The development of the CD stretches back to 1979 when Sony and Philips established an engineering team to create a disc capable of stopring music in digital form. According to Philips, the original design spec called for a 11.5cm-diameter disc capable of holding an hour's music, but this was later extended to 12cm and 74m minutes - sufficient to accomodate the whole of Beethoven's 9th Symphony. Some writers claim this was driven by Sony co-founder Akio Morita, in order to ensure his favourite symphony could be stored on a single disc.
Philips' Joop Sinjou introduces the CD in 1979
In June 1980, the development specification was frozen and enshrined in what the partners called the Red Book. Later, the arrival of the Yellow Book would see the publication of the CD-Rom specification for computer use.
It might be assumed that the CD's digital encoding is sufficient to ensure perfect fidelity. Not so. Poor laser focusing, discs that wobble as they spin introduce noise into the signal, and the inevitable dust and fingerprints that accumulate on the surface, forcing the format's developers to come up with some clever error-correction technology to compensate. Indeed, listen to a disc without the special encoding, and there's almost as much hiss as music, and arguably worse than the sound produced by cassette tape.
Pink Floyd's Dark Side of the Moon: own, dedicated CD plant?
To get around the problem, CD uses a technique called eight-fourteen modulation (EFM) developed by Dutch digital recording boffin Kornelis Antonie Schouhamer Immink. The data stream is broken into blocks, each eight bits long - and half of the 16 bits used to encode the sample of the soundwave taken 44,100 times a second. The eight-bit block is matched against a list of possible bit patterns and a 14-bit code read off the table, hence eight-fourteen.
I Know It's A Bit Late But.........
cd 25 years old being phased out
vinyl donkeys years old still around and has a huge following
vinyl has won
also nothing beats shaped/picture/transparent/all 3 disks
Best amps made
Some of the best transistor amplifiers you will find are the ones made in the days when they had to compete with valves. Come to think of it, even the valve amps made in those days were better, because they were competing with transistors. (My old valve amp -- ECC83 and two ECL82s per channel in class AB1, feedback via secondary of output transformer -- really doesn't like MP3s at all. I thought it was just a very bad case of tube fatigue, but a CD sounded fine through it.)
I guess it's true; when you've got nothing to prove anymore, you don't try as hard.
I made some rips from analogue cassettes and LPs, but they were always marred by noise. I eventually cured this by getting a USB mixer (i.e. with integral sound card); it has its own power supply, and so is not sharing with the computer. There's no proper RIAA equalisation, but there are separate treble, middle and bass controls for each channel and I found a reasonable setting by trial and error.

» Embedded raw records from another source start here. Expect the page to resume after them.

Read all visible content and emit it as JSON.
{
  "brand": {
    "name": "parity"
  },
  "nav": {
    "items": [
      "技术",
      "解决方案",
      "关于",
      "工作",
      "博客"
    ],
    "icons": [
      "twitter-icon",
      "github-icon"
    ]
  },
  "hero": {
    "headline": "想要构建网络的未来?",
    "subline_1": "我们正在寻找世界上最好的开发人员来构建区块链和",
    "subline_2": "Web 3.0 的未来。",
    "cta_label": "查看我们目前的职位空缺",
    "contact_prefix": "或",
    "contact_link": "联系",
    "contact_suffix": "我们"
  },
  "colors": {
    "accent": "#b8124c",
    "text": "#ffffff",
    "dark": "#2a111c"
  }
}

The LP record, imperfect as it is, needs to be viewed in context as part of the entire system for delivering sound from the performer to the listener. The distortions introduced by the recording and playback of vinyl records are expected by the listener, and "vinyl noise" is an integral part of the listening experience. This is not something you can expect kids who've never grown up with it to understand.

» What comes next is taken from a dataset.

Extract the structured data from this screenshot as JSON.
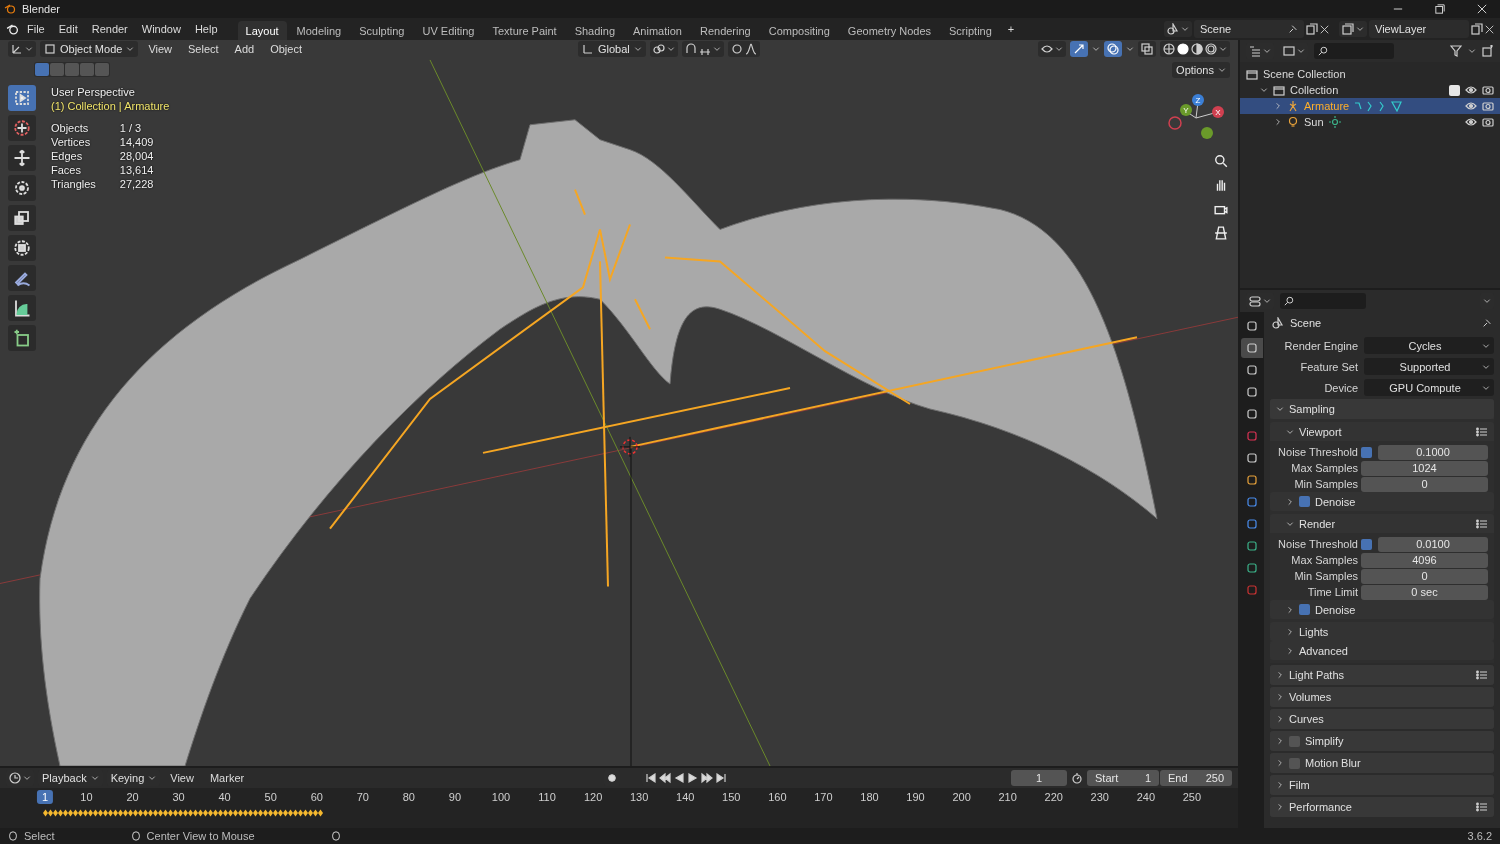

@Cliff: Piano rolls do still exist, only they're called Midi files nowadays.
@Vulpes Vulpes: You're dead right; CD boxes are no good for skinning up on. Perhaps that explains why today's youth are so into bongs.
Cheap CD players are still naff

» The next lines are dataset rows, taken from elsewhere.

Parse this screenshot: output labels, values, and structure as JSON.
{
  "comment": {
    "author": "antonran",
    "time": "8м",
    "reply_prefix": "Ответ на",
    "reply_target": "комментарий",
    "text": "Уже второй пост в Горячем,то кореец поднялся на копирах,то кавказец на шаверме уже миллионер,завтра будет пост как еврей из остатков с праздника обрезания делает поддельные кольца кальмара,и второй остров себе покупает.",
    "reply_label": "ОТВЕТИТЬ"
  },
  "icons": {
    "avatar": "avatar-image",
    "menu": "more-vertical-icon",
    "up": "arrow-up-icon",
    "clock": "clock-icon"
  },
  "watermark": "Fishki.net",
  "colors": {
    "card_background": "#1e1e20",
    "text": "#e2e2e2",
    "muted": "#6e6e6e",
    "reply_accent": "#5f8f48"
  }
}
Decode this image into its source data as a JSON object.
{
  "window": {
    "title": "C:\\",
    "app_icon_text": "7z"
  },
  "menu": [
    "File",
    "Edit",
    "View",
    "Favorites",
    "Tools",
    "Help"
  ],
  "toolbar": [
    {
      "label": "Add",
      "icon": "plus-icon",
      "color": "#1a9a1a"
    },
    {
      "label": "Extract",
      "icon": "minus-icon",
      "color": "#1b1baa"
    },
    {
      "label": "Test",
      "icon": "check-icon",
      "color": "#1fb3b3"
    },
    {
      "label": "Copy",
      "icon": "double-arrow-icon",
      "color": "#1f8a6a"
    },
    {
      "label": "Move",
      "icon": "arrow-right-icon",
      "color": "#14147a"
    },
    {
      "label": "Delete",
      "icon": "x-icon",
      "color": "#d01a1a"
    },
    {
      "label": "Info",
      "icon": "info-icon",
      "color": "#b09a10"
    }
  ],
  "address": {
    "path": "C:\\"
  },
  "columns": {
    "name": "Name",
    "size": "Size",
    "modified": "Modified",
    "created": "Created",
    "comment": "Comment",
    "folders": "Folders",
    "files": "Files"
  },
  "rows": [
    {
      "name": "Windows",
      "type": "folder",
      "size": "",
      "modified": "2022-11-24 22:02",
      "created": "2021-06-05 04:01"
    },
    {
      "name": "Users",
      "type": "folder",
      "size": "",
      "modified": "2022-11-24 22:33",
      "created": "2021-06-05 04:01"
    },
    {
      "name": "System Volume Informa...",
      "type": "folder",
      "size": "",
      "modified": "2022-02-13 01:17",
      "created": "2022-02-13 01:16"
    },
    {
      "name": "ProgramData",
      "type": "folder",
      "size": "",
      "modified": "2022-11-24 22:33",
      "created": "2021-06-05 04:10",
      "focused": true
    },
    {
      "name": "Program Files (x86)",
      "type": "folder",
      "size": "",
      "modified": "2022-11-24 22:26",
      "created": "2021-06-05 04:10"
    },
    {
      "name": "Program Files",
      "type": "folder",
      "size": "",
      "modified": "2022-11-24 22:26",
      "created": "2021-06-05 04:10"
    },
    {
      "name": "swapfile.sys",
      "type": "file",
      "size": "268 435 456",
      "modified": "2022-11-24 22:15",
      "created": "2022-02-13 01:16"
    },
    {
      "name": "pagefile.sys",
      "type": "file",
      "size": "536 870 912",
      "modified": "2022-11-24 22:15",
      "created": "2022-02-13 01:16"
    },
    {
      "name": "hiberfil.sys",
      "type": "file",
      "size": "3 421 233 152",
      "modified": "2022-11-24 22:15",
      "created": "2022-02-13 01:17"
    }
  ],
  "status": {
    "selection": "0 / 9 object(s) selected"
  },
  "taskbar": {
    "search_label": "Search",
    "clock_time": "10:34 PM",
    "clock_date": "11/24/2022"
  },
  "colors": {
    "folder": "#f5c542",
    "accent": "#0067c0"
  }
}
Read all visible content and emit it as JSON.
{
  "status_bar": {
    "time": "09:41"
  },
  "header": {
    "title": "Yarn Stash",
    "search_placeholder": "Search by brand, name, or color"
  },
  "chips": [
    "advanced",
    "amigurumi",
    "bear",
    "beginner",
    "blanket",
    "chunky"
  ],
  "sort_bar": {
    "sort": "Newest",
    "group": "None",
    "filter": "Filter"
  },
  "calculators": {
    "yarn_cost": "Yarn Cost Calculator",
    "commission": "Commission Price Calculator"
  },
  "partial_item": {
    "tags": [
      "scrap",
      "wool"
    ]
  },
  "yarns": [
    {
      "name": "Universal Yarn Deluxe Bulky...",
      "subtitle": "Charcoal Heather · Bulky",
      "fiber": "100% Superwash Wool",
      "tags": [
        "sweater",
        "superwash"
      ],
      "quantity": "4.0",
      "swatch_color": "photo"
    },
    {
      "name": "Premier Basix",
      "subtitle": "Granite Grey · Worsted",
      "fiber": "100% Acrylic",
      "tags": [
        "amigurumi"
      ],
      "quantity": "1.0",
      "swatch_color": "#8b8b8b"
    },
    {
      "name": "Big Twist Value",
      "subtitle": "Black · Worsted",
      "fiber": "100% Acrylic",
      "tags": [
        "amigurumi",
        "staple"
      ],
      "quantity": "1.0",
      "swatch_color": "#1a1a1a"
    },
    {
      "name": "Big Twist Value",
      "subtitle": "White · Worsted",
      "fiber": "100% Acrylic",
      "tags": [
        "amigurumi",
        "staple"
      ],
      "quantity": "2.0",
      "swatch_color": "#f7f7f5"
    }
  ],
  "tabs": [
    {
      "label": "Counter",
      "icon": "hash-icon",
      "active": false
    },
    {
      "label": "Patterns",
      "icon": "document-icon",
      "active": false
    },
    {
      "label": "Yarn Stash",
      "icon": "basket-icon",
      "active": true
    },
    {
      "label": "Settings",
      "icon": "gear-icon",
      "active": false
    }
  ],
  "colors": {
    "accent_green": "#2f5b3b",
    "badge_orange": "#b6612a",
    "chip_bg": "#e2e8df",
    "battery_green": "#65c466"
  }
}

Because of the Nyquist filter. You can't just pipe the output of the D-to-A converter to your amplifier, you need to filter off the sampling artifacts, and remove the ultrasonic content which can cause some amps to give you high-frequency intermodulation distortion. CD players have had various schemes for doing this ("1-bit converter", "n-times-oversampling" "DSP" etc.,etc) but cheaper or more poorly designed ones don't perform this well. Also, the nature of the filters can give you a high-end frequency response that isn't flat, and do nasty things to the phase as well.
The upshot of this is the well-known "listener fatigue" effect of listening to some CD players. What you are experiencing is the high-frequency distortions, which you can't consciously identify, giving a subtle jangly effect to vocals, cymbals and other "tizzy" stuff.
The effect is made more horrible by the tendency for modern music CD's to have gallons of treble boost applied, to make the music stand out on small radios and in clubs. Yuk.
What about the 3 sided LP?
Monty Python released a 3 sided LP once. One side had 2 concentric tracks so you randomly got one of the two tracks depending upon whichever the needle picked up on the lead-in.
Try doing that with a CD, MP3 or other digital format...
LP -> CD improves quality
I've just had a hundred ancient LPs transferred to CD for my father (87). He is utterly amazed at the huge improvement in quality. He believes that they sound better than the original LP when new.
Of course the transfer was done with a first rate turntable on newly cleaned records with attention paid to get the proper balance. He has a really cruddy twenty year old turntable with the same needle it was bought with.
It is amazing that the LPs are in good enough condition to produce the copies - but I must say that I agree that the quality is extremely good, now that they are transferred to CD. This is probably the best solution - play LPs once, onto CD....